The more I reflect on my writing, the more I learn about myself which is, of course, a good thing. Ever since I began writing my mood has improved overall and my all time low moments are no longer quite so low, nor do they last quite so long, but I can always tell when I’m not feeling my best for one simple reason. When I don’t seem to want to write, or can’t seem to make myself do it, that’s when I know I’m not at my best. My bouts of depression, which of course come and go, are quite often the things that prevent me from writing, and that quite often puts me in what seems like a worse mood, but overall I have to remember that since writing I am no longer quite as much of a downer as I used to be.
I know that in the paragraph above I sound like quite the Donald-downer (couldn’t force myself to say Debbie-downer, sorry ladies), but I don’t ever believe that I was quite such a thing. I have always been quite the enjoyer of life, extracting the great moments of fun that I could from every day life and relishing in them, but I have had my moments, and still do. A doctor would probably prescribe me with one or more mood altering drugs, but I refuse such chemical dependencies for a variety of reasons. The main one being that I believe anyone can overcome and choose to be different from what they currently are, but that is another matter entirely.
Leave it to be said that writing is a gauge of my persona, and whether I write or not helps me decide what is truly going on in my life. Whether I ever publish, or even finish a single story, will not matter in the scheme of whether or not writing has improved my life. It has, and I am thankful for that to no end.

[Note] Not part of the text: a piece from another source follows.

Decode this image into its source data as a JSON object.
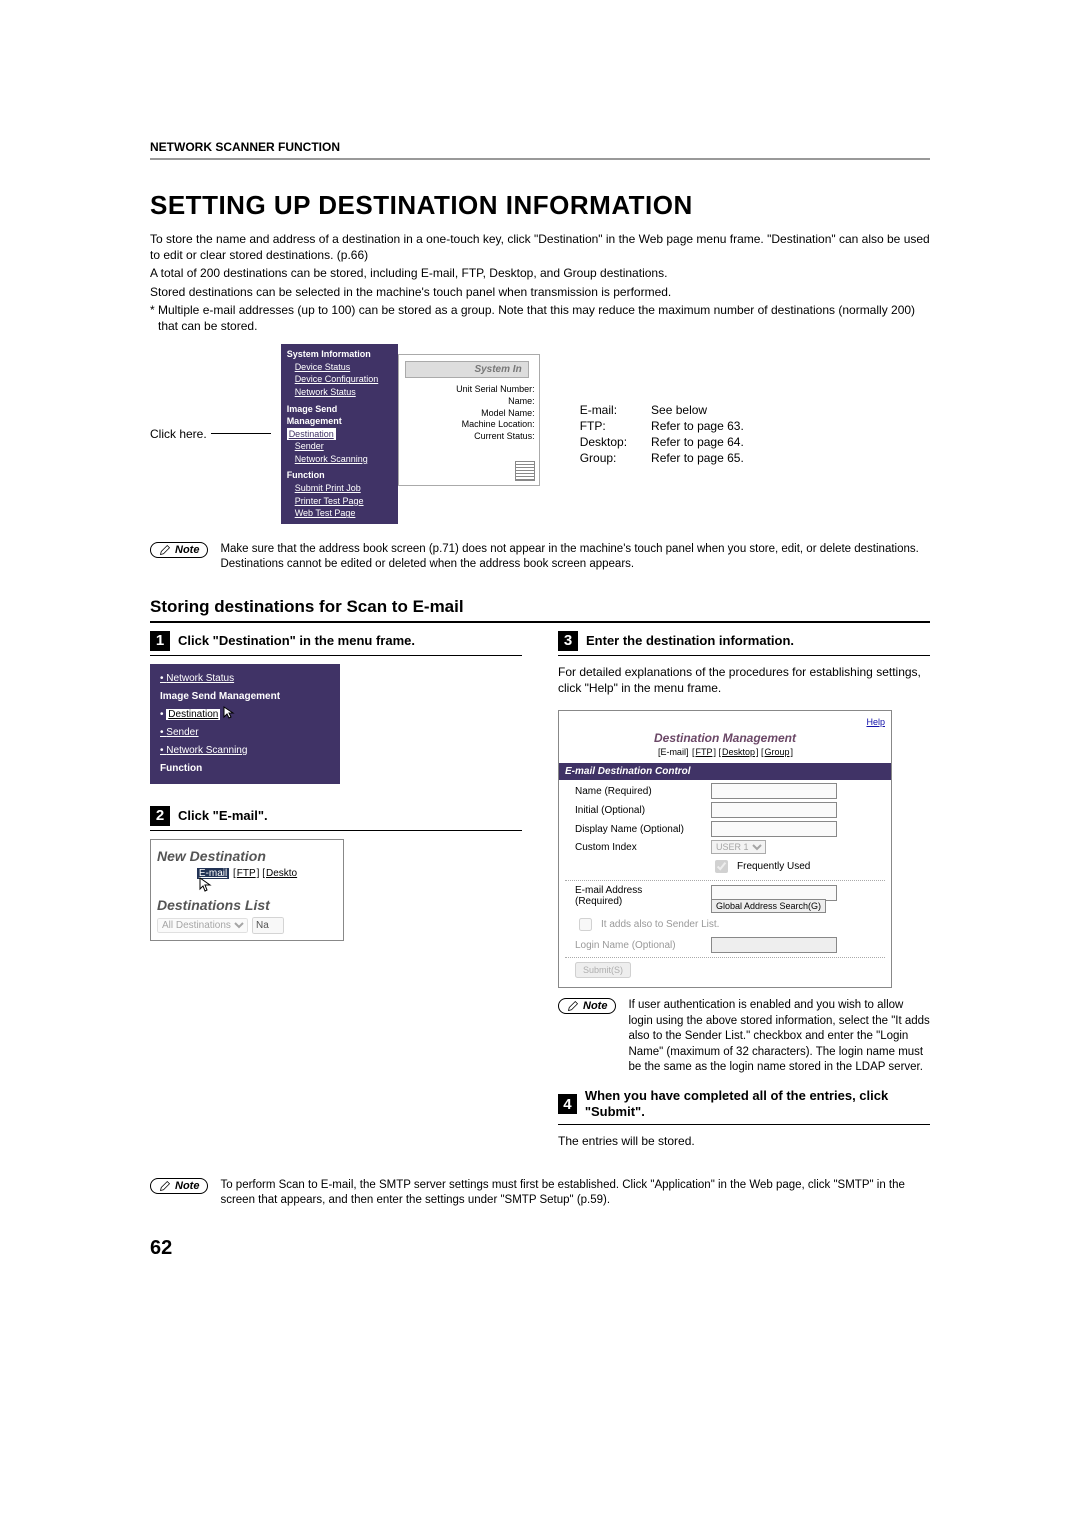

Now if only I could plant my ass in the seat more often and focus to the end of a story, then rewrite and revise until completion.